[Data records for software interfaces]
■ ■ ■

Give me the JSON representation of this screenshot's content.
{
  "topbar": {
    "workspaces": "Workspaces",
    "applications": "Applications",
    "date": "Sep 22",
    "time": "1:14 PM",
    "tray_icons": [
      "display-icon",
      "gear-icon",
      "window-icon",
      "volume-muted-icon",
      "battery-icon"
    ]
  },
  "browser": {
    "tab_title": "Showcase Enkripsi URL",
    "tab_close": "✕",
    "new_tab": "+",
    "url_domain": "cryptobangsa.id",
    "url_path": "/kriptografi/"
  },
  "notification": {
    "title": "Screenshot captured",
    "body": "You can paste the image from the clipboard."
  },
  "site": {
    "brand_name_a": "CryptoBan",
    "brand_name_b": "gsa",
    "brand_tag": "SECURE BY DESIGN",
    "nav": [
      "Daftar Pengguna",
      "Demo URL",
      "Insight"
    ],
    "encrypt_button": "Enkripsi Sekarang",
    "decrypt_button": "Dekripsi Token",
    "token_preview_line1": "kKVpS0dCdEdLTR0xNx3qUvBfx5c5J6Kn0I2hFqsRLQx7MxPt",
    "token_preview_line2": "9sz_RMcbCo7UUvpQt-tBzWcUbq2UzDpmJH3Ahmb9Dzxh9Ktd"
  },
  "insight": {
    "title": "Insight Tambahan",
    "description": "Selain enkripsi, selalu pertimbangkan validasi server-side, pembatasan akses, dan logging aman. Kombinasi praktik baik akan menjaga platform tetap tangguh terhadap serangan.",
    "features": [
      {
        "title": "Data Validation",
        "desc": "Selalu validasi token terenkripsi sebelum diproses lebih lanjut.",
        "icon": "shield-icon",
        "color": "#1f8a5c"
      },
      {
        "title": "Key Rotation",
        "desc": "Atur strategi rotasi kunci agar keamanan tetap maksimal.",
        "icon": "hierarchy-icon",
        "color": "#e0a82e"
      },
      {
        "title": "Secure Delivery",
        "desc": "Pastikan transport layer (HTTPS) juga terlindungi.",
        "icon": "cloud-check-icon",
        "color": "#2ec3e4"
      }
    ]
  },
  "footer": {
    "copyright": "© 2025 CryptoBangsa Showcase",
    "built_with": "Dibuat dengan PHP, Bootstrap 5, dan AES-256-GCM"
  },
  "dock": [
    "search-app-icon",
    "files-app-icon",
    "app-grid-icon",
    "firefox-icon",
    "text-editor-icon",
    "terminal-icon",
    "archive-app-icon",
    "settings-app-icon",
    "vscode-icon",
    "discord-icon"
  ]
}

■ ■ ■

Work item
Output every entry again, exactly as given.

Your response
Give me the JSON representation of this screenshot's content.
{
  "topbar": {
    "workspaces": "Workspaces",
    "applications": "Applications",
    "date": "Sep 22",
    "time": "1:14 PM",
    "tray_icons": [
      "display-icon",
      "gear-icon",
      "window-icon",
      "volume-muted-icon",
      "battery-icon"
    ]
  },
  "browser": {
    "tab_title": "Showcase Enkripsi URL",
    "tab_close": "✕",
    "new_tab": "+",
    "url_domain": "cryptobangsa.id",
    "url_path": "/kriptografi/"
  },
  "notification": {
    "title": "Screenshot captured",
    "body": "You can paste the image from the clipboard."
  },
  "site": {
    "brand_name_a": "CryptoBan",
    "brand_name_b": "gsa",
    "brand_tag": "SECURE BY DESIGN",
    "nav": [
      "Daftar Pengguna",
      "Demo URL",
      "Insight"
    ],
    "encrypt_button": "Enkripsi Sekarang",
    "decrypt_button": "Dekripsi Token",
    "token_preview_line1": "kKVpS0dCdEdLTR0xNx3qUvBfx5c5J6Kn0I2hFqsRLQx7MxPt",
    "token_preview_line2": "9sz_RMcbCo7UUvpQt-tBzWcUbq2UzDpmJH3Ahmb9Dzxh9Ktd"
  },
  "insight": {
    "title": "Insight Tambahan",
    "description": "Selain enkripsi, selalu pertimbangkan validasi server-side, pembatasan akses, dan logging aman. Kombinasi praktik baik akan menjaga platform tetap tangguh terhadap serangan.",
    "features": [
      {
        "title": "Data Validation",
        "desc": "Selalu validasi token terenkripsi sebelum diproses lebih lanjut.",
        "icon": "shield-icon",
        "color": "#1f8a5c"
      },
      {
        "title": "Key Rotation",
        "desc": "Atur strategi rotasi kunci agar keamanan tetap maksimal.",
        "icon": "hierarchy-icon",
        "color": "#e0a82e"
      },
      {
        "title": "Secure Delivery",
        "desc": "Pastikan transport layer (HTTPS) juga terlindungi.",
        "icon": "cloud-check-icon",
        "color": "#2ec3e4"
      }
    ]
  },
  "footer": {
    "copyright": "© 2025 CryptoBangsa Showcase",
    "built_with": "Dibuat dengan PHP, Bootstrap 5, dan AES-256-GCM"
  },
  "dock": [
    "search-app-icon",
    "files-app-icon",
    "app-grid-icon",
    "firefox-icon",
    "text-editor-icon",
    "terminal-icon",
    "archive-app-icon",
    "settings-app-icon",
    "vscode-icon",
    "discord-icon"
  ]
}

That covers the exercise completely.